### Entries shown:
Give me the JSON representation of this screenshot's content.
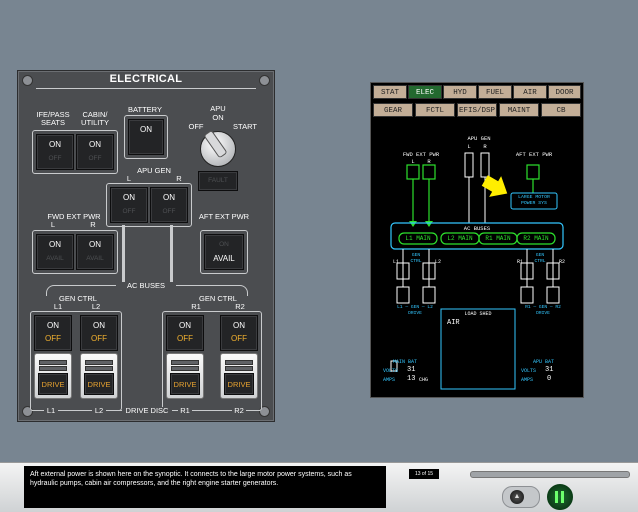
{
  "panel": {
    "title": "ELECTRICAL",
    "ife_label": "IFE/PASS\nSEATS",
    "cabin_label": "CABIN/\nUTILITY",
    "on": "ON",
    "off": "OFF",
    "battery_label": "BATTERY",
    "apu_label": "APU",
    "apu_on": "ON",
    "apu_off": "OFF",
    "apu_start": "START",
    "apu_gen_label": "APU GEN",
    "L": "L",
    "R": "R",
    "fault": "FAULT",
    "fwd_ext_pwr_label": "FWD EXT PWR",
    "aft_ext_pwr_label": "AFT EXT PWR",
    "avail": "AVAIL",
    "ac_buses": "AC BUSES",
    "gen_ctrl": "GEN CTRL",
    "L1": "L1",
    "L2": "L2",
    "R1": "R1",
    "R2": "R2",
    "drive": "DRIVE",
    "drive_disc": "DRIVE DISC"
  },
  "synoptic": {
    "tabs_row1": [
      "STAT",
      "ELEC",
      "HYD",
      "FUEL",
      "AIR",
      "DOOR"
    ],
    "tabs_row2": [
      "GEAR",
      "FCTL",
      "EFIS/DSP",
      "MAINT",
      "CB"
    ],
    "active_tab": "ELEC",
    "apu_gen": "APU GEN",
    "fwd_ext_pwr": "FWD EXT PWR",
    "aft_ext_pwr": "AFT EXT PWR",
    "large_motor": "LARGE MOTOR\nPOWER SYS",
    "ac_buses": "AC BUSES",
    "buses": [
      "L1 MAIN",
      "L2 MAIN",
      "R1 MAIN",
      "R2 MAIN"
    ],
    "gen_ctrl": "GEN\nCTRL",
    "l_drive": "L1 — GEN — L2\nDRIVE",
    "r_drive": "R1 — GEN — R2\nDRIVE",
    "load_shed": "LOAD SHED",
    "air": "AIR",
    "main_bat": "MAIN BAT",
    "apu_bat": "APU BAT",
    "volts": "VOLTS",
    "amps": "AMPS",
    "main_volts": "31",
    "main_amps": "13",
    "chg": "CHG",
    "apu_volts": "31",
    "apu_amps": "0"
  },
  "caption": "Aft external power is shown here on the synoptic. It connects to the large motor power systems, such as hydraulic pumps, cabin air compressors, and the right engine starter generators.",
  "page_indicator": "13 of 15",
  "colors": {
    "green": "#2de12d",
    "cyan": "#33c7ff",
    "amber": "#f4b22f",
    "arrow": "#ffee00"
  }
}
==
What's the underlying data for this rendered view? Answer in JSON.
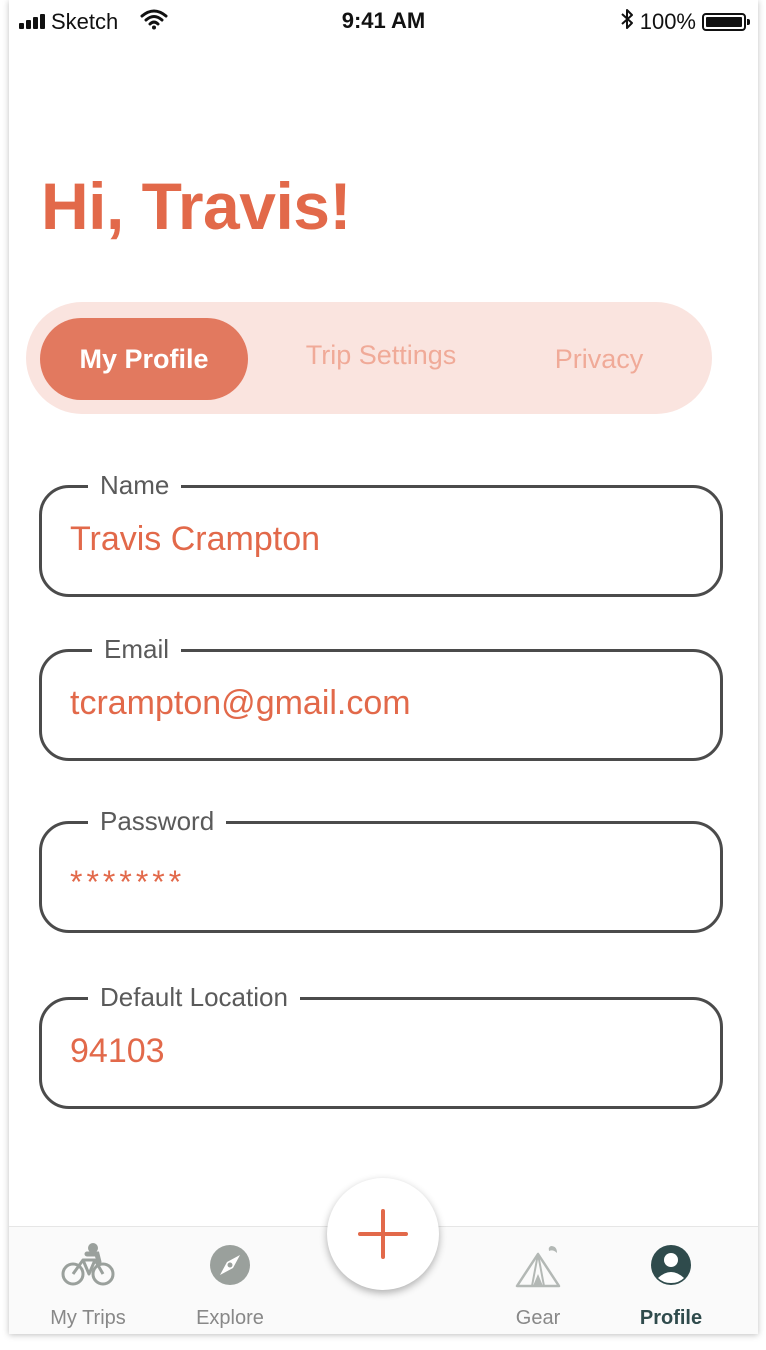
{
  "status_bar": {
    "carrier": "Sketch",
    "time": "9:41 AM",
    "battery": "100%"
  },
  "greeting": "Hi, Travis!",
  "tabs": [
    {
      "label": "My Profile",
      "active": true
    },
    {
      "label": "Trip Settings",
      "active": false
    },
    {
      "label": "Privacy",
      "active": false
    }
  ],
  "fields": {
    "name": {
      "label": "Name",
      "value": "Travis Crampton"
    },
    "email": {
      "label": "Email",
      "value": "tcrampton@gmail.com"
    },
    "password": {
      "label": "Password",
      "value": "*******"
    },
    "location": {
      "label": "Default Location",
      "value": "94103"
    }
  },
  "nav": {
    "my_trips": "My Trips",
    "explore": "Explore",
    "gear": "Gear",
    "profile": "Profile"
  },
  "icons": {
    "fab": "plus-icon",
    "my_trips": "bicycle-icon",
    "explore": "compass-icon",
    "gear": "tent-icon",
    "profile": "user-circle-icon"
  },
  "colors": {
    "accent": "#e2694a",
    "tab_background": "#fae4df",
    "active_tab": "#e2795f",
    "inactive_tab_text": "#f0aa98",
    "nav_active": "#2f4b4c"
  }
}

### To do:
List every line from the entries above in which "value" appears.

### Result of this task:
      "value": "Travis Crampton"
      "value": "tcrampton@gmail.com"
      "value": "*******"
      "value": "94103"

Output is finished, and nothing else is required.